The members chosen, Mr. Stockton,2 Mr. Huntington, Mr. Paine, Mr. Wilson, and Mr. Stone.3

Printed in Journals of the Continental Congress, 5:747.


The Thistle, Charles Roberts master, a “schooner from Pensacola, loaded with flour and lumber, and about 200 half joes” and bound for Grenada, was taken on Apr. 30, 1776, by the Pennsylvania privateer sloop Congress, George McAroy commander. The Admiralty Court of Pennsylvania condemned the Thistle on July 1, but the decision was appealed and overturned on Sept. 17. As a result, Congress resolved on Sept. 25 “that a passport and safe conduct be granted to Charles Roberts, master of the schooner Thistle, for himself and the said schooner, for the space of 60 days” (Naval Documents of the American Revolution, 5:73, 401, 6:992–993).


Richard Stockton (1730–1781), a New Jersey lawyer, was a 1748 graduate of the College of New Jersey. He joined the New Jersey Council in 1768 and in 1774 received a commission as one of the justices of the supreme court. On June 22, 1776, he was elected as a delegate to the Continental Congress; he arrived in time for the final debates on independence and became one of the signers of the Declaration. During the latter part of 1776 Stockton was an active committeeman in Congress. He was in New Jersey late that year as part of a committee visiting the Northern Army when the British army invaded the state and captured him. Stockton was imprisoned in New York. Although eventually released, he was an invalid for the rest of his life ( DAB ).

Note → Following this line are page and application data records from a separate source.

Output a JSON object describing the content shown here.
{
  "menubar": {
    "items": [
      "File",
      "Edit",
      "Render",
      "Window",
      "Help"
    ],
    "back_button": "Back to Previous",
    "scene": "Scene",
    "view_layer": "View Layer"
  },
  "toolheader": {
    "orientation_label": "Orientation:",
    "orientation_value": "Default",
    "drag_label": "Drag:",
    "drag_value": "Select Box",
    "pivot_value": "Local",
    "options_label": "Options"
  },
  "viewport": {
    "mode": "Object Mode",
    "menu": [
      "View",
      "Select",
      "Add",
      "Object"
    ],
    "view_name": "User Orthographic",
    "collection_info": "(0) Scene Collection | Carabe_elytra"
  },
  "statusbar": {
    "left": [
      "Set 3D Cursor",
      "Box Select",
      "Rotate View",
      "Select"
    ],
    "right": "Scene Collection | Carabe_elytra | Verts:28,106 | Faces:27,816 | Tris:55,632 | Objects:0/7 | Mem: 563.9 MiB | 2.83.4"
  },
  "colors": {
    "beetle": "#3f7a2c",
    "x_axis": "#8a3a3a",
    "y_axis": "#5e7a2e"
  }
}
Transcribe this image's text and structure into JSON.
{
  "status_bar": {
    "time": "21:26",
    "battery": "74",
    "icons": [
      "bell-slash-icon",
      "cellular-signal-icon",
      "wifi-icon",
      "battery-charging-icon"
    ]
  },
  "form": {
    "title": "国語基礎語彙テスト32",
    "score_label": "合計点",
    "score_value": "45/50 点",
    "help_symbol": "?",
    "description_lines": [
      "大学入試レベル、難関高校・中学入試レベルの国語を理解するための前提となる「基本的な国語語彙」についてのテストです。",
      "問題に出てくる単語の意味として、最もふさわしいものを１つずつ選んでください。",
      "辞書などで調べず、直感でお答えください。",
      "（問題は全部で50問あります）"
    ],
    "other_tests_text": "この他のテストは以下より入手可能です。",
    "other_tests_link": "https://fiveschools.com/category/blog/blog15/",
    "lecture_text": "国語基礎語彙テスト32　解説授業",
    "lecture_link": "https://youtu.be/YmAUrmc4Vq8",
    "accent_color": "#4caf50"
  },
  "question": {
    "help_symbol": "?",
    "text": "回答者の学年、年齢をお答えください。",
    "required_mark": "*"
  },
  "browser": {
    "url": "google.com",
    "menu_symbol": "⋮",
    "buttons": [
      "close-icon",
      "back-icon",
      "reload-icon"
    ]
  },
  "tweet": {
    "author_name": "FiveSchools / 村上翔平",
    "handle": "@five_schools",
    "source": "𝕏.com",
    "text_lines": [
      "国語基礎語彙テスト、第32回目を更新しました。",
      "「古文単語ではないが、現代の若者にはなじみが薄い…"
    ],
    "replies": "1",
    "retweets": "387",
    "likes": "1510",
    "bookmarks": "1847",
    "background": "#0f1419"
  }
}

Thomas Stone (1743–1787) practiced law in Maryland from 1764. He was a member of the Continental Congress (1775, 1776, 1778, and 1784), signed the Declaration of Independence, and was an important member on the committee that framed the Articles of Confederation. He was later a member of the Maryland state senate ( DAB ).